However, new technologies and business models have emerged that can provide safer and potentially cheaper liquid bio-ethanol cooking fuel. Although bio-ethanol is only available from a handful of providers at present, it has the potential to be scaled quickly using existing fuel distribution infrastructure, like petrol stations, and a dense network of automated fuel dispensers located inside local shops. The infographic below shows how this supply chain could work:


Infographic courtesy KOKO networks


The Dalberg study assessed the economic, health and environmental benefits of bio-ethanol and LPG to understand the impact of replacing traditional fuels. It found that transitioning Nairobi households from kerosene and charcoal to bio-ethanol cooking fuel could result in up to 2.4 million tons of avoided greenhouse gas emissions per year, and prevent at least 1,500 deaths per year from indoor air pollution. It is likely to also prevent many more deaths from the less quantified impacts of household air pollution, including kerosene-related burns and poisonings.


Despite the social and environmental benefits of bio-ethanol cooking fuel, the consumer retail price of $0.85 per litre includes 25% import tariffs and 16% value added tax (VAT). LPG, by comparison, is exempt from both VAT and import tariffs. If bio-ethanol cooking fuel had similar tax and tariff exemptions, it would become the lowest-cost cooking fuel in Nairobi. With these regulatory changes alone, bio-ethanol can offer a viable clean cooking fuel to even the poorest households currently using kerosene.

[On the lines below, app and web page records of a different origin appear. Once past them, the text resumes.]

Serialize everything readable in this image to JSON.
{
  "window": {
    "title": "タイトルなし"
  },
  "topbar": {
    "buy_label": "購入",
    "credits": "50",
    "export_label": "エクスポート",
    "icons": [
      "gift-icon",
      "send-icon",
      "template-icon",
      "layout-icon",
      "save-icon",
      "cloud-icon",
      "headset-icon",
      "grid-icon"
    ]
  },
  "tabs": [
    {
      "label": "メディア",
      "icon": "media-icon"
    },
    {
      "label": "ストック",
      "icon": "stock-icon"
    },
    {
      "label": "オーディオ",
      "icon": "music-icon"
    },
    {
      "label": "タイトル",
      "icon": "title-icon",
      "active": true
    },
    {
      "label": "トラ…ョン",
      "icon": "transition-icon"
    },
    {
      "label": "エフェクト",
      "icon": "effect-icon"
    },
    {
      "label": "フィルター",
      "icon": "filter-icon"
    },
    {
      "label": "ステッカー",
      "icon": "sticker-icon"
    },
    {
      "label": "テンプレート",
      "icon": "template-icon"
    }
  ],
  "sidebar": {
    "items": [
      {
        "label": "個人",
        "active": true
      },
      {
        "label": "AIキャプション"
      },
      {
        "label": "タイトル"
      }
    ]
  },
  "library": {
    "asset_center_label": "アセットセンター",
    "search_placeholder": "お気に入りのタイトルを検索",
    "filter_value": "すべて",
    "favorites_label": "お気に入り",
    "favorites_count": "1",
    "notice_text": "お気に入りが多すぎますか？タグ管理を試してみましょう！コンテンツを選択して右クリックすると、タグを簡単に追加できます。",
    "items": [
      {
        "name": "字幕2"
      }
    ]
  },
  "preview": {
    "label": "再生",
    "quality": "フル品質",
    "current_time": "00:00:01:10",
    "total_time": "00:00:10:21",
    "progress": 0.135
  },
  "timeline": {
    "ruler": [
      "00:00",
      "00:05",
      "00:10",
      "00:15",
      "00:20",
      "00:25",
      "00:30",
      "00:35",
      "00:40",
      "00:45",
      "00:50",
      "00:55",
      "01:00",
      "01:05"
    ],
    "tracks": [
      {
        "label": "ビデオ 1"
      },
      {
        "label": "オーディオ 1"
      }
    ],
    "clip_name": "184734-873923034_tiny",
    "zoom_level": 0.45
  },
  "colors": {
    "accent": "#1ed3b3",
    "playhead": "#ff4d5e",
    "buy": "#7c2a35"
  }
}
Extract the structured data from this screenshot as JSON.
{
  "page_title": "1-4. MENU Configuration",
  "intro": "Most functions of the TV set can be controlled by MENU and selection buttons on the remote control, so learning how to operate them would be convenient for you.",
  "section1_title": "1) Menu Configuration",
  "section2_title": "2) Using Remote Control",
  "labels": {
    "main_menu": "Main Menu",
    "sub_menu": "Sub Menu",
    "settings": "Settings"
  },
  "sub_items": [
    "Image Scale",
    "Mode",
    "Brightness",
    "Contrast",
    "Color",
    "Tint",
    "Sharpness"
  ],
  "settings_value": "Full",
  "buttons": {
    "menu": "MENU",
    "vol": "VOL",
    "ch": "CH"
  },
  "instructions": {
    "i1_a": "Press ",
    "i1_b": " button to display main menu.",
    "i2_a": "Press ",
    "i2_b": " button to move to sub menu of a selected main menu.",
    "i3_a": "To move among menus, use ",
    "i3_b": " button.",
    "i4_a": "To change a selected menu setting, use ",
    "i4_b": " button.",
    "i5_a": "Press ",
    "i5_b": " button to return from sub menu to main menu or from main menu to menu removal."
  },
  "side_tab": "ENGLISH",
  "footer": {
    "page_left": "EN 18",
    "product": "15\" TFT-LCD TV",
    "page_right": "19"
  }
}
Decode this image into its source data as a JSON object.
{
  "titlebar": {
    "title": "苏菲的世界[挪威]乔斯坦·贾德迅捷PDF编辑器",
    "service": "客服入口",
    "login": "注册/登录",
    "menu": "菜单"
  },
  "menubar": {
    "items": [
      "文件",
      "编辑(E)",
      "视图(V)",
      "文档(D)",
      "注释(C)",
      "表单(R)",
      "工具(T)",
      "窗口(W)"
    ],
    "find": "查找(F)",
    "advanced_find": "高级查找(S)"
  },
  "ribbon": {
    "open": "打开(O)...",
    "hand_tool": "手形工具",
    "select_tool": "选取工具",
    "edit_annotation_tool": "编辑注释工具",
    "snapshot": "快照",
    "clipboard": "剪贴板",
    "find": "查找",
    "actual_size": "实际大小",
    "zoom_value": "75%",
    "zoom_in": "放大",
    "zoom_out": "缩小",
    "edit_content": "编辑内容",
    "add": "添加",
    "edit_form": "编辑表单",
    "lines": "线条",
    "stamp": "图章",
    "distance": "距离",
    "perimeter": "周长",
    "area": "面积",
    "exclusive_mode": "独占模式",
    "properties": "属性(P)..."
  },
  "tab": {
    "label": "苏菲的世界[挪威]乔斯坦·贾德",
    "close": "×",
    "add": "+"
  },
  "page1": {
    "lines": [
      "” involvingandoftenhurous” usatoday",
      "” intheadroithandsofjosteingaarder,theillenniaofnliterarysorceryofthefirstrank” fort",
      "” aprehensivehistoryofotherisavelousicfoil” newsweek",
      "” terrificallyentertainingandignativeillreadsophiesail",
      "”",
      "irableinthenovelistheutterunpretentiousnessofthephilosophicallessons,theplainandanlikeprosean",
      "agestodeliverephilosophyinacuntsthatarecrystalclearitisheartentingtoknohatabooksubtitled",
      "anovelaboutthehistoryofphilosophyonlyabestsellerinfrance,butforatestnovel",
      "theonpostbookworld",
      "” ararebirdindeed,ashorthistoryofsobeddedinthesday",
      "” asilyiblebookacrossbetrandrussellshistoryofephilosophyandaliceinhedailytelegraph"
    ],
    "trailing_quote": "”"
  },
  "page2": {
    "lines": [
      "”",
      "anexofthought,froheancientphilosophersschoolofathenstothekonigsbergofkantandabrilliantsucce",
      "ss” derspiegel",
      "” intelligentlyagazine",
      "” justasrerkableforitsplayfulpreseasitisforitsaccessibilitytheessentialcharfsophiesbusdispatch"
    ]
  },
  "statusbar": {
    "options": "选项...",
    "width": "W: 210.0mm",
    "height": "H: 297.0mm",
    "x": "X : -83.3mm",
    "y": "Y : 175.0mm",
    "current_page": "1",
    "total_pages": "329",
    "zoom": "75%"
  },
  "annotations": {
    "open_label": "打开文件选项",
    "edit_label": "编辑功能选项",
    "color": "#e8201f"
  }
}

Bio-ethanol cooking fuel is currently produced in Kenya, but is insufficient to meet increased demand, so imports are required. However, in the medium term, there is an opportunity to expand domestic bio-ethanol production and provide a major boost to the rural economy. The Dalberg study recommends three main actions related to removing policy and tax barriers preventing Kenyans from purchasing safe and high-quality bio-ethanol at the lowest prices possible:


  1. Granting bio-ethanol a VAT zero-rating
  2. Remove duties and other taxes on imports of bio-ethanol for cooking fuel
  3. Establish and enforce safety / quality standards for all clean modern fuels, including bio-ethanol

The final report can be found here.


Visit Facebook Live to watch back an interview of James Mwangi, Executive Director of Dalberg Group, and Carl Wesselink, Director of SouthSouthNorth, discussing the report at the Sustainable Energy for All Forum.


Photo: Courtesy of KOKO networks